Component data from apps and pages
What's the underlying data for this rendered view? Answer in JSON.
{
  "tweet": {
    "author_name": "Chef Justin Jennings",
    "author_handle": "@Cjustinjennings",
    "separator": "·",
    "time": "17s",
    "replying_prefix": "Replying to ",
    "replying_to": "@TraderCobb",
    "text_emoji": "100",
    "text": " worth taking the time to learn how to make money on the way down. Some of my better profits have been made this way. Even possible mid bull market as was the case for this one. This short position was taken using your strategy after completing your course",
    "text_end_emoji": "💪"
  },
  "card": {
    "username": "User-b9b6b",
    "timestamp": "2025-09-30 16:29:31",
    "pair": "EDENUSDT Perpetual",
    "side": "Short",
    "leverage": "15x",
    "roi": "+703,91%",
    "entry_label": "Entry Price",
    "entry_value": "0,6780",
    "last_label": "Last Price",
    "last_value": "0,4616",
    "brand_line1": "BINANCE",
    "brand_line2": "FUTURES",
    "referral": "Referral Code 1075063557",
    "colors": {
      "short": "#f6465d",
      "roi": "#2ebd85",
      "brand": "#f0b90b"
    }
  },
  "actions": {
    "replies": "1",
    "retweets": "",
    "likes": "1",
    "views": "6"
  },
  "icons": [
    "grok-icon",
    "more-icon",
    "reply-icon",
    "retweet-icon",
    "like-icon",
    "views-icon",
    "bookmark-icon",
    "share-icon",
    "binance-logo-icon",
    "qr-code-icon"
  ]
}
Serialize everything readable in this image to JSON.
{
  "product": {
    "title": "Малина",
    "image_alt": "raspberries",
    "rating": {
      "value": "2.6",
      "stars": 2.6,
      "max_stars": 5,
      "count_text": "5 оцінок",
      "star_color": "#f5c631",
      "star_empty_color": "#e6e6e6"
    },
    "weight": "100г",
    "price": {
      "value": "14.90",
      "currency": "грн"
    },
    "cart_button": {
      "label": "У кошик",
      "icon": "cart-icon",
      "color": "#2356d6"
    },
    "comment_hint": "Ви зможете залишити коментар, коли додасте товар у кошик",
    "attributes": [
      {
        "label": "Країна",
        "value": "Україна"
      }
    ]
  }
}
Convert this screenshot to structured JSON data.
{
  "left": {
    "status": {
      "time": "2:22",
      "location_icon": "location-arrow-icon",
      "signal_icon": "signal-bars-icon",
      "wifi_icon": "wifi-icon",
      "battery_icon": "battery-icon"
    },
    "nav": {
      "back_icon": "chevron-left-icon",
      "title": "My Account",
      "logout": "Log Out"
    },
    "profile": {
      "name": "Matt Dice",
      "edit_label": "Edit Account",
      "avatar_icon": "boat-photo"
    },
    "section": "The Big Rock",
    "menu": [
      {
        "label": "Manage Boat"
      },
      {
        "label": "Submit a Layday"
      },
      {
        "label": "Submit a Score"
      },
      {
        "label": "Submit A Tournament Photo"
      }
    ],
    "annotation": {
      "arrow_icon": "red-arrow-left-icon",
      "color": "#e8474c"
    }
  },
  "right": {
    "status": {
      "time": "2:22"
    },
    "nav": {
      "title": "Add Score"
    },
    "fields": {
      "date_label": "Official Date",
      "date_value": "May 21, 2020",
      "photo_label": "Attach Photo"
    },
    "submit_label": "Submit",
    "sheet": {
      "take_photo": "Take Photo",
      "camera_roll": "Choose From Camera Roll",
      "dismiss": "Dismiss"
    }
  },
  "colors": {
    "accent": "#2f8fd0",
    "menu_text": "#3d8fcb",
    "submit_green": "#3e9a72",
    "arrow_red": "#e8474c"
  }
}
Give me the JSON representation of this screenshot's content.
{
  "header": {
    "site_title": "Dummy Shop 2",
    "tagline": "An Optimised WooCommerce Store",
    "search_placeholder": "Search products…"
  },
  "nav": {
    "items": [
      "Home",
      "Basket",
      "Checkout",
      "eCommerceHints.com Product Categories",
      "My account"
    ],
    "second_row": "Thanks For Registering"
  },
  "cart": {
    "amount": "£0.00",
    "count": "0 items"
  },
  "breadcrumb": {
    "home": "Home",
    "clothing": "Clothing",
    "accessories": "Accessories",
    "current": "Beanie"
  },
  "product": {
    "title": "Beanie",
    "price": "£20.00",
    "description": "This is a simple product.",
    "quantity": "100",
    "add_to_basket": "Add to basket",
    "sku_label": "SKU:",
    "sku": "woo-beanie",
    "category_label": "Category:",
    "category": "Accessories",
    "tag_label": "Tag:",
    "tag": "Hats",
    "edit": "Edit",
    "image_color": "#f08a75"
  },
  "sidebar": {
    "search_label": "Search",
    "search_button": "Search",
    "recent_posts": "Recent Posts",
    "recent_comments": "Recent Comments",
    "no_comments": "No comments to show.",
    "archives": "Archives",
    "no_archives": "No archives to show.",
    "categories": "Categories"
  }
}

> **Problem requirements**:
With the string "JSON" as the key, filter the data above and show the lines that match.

> **Reply to the task**:
What's the underlying data for this rendered view? Answer in JSON.
Serialize everything readable in this image to JSON.
Convert this screenshot to structured JSON data.
Give me the JSON representation of this screenshot's content.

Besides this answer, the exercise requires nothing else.